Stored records
• • • •
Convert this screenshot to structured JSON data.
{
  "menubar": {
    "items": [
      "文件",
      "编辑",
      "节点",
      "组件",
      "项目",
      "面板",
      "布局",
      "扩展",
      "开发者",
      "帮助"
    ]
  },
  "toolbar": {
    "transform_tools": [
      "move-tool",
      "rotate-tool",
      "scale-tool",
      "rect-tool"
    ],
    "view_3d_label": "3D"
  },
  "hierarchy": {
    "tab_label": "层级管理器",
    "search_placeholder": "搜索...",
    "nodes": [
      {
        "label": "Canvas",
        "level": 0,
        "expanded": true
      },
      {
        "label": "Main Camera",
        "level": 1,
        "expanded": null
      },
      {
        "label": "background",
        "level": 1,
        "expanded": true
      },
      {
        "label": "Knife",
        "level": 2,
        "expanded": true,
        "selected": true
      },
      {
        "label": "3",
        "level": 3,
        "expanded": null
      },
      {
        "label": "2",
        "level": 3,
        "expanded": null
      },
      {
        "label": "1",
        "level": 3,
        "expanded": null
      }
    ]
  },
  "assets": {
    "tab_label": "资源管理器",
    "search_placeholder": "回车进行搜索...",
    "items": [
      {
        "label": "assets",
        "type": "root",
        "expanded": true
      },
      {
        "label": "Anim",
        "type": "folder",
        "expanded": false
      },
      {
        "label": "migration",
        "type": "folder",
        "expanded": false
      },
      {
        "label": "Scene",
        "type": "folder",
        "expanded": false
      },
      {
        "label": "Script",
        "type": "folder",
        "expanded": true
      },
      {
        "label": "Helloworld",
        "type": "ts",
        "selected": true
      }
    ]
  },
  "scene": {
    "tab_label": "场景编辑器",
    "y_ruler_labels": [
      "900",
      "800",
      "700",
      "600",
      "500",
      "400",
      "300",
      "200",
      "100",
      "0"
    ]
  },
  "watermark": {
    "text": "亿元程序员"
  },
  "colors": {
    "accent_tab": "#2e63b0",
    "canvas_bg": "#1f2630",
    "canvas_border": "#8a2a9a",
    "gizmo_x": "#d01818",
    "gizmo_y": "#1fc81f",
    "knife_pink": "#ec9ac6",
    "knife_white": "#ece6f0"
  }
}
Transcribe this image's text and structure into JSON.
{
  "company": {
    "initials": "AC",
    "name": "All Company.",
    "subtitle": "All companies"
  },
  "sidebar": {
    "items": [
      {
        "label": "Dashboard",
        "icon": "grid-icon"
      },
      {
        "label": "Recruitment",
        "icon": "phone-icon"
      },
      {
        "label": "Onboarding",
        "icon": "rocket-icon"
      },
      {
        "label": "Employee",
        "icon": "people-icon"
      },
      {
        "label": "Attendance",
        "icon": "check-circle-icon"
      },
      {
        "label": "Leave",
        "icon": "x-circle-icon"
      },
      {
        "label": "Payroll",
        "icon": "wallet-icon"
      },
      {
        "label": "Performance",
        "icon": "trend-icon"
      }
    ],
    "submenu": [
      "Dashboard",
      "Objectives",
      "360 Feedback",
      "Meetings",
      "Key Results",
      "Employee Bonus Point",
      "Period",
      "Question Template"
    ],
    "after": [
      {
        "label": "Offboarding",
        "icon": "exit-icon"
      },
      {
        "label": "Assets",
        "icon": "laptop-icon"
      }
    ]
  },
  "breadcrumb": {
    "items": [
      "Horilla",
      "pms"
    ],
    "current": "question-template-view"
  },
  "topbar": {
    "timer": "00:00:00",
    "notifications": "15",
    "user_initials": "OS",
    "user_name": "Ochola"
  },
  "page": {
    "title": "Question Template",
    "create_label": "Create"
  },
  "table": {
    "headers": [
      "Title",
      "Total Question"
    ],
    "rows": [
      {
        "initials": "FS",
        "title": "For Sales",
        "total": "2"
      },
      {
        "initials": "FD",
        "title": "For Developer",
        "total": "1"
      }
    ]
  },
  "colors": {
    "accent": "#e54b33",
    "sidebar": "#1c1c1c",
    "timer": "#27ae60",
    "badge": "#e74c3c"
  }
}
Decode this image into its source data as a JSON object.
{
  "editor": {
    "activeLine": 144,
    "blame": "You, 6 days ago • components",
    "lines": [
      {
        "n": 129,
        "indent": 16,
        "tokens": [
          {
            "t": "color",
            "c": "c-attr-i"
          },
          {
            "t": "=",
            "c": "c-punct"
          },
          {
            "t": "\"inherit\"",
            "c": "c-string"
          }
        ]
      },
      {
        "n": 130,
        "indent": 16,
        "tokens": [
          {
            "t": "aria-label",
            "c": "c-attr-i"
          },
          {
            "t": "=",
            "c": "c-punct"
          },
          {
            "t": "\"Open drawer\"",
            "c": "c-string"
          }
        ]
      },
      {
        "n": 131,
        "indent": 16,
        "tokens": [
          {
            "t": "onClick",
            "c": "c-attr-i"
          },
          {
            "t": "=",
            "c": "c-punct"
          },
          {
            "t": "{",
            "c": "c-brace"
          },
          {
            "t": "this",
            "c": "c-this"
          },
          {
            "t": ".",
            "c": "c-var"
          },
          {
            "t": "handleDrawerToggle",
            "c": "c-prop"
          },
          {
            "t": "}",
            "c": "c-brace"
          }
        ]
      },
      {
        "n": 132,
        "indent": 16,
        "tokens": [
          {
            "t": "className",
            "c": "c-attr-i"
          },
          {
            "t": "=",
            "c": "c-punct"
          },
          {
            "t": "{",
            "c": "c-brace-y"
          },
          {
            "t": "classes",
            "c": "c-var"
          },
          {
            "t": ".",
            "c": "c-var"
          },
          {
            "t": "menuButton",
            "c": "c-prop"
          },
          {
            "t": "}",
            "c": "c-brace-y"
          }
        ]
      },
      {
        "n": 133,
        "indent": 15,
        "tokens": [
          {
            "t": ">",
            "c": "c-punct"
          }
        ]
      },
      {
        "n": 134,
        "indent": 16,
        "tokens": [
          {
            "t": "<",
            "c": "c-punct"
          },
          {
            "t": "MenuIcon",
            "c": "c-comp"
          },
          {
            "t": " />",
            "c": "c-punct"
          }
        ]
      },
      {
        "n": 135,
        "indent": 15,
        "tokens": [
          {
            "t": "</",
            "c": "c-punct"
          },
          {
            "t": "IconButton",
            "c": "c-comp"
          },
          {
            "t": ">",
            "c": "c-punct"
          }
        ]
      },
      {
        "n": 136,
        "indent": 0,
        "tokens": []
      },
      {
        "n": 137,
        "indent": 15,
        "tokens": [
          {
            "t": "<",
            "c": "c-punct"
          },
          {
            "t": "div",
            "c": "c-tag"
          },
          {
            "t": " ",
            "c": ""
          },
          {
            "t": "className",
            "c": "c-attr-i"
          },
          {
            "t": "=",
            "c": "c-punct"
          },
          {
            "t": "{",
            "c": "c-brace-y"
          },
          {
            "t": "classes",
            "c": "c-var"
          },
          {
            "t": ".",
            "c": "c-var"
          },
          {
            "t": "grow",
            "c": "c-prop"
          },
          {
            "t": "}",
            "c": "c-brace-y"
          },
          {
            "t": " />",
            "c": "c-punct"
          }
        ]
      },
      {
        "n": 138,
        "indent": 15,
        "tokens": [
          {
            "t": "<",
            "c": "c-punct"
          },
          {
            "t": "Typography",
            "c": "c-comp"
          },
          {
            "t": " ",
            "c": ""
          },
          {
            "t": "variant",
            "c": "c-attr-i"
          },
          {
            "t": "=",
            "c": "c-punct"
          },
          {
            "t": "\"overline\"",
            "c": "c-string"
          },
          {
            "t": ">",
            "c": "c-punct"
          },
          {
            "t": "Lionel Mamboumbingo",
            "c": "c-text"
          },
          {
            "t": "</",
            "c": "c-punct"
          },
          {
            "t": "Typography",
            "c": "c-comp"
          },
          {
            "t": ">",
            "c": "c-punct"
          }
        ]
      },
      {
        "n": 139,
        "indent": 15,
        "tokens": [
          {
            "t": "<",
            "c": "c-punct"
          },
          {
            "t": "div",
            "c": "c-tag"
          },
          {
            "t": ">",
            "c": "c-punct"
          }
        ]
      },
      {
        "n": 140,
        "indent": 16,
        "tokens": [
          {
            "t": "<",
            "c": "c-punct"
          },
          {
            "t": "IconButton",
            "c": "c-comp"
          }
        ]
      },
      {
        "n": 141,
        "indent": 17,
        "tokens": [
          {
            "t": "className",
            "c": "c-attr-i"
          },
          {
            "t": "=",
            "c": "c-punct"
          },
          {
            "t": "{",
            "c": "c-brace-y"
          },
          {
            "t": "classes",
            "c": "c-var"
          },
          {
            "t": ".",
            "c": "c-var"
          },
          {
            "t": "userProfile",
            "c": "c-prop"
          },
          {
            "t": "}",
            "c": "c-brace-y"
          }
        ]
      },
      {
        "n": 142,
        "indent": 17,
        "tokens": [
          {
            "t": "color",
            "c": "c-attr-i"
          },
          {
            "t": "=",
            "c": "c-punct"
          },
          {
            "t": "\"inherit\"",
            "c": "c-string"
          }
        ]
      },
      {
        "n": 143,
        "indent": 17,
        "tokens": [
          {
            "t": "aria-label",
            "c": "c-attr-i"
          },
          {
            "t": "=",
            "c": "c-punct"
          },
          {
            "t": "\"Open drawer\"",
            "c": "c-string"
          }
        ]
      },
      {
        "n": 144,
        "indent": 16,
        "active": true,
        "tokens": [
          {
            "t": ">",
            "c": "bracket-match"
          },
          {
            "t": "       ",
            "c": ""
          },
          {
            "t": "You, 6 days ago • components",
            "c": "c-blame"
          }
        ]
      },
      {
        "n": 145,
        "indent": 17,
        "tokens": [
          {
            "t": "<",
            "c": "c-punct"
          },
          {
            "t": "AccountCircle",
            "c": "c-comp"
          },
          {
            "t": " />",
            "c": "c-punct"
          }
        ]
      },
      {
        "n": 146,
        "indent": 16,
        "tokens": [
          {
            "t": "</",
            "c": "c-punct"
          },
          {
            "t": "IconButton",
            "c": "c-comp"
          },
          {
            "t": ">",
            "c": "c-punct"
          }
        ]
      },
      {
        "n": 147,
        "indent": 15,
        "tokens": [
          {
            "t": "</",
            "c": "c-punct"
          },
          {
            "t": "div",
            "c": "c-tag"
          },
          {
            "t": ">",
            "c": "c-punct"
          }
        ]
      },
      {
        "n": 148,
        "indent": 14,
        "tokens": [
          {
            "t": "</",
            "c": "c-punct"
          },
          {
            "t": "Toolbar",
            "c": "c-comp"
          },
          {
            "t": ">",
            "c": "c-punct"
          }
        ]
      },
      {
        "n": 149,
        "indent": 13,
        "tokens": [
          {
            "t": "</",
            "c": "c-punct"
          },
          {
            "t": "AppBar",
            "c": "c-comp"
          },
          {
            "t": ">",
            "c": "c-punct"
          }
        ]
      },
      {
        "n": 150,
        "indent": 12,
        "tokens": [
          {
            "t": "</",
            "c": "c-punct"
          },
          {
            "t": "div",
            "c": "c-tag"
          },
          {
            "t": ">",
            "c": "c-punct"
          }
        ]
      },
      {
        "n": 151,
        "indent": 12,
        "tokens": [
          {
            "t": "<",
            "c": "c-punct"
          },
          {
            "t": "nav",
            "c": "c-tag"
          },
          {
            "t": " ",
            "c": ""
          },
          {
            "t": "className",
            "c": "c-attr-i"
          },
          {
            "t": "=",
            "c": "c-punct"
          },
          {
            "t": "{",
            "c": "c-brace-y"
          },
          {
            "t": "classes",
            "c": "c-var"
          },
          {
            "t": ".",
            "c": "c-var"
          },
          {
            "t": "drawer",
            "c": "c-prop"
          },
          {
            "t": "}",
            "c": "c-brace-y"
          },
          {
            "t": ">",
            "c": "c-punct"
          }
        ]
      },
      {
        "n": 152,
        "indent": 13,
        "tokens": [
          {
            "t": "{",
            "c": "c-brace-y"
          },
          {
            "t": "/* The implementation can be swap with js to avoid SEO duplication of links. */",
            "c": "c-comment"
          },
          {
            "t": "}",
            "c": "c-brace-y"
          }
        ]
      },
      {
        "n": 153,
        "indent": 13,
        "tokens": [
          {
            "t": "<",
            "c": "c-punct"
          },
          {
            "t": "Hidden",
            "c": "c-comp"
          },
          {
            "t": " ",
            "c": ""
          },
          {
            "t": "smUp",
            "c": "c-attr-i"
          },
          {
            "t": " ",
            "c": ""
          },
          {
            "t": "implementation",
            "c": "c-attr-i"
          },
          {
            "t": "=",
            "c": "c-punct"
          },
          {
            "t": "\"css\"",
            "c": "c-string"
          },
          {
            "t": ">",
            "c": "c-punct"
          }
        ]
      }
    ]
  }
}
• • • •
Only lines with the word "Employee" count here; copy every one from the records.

        "label": "Employee",
      "Employee Bonus Point",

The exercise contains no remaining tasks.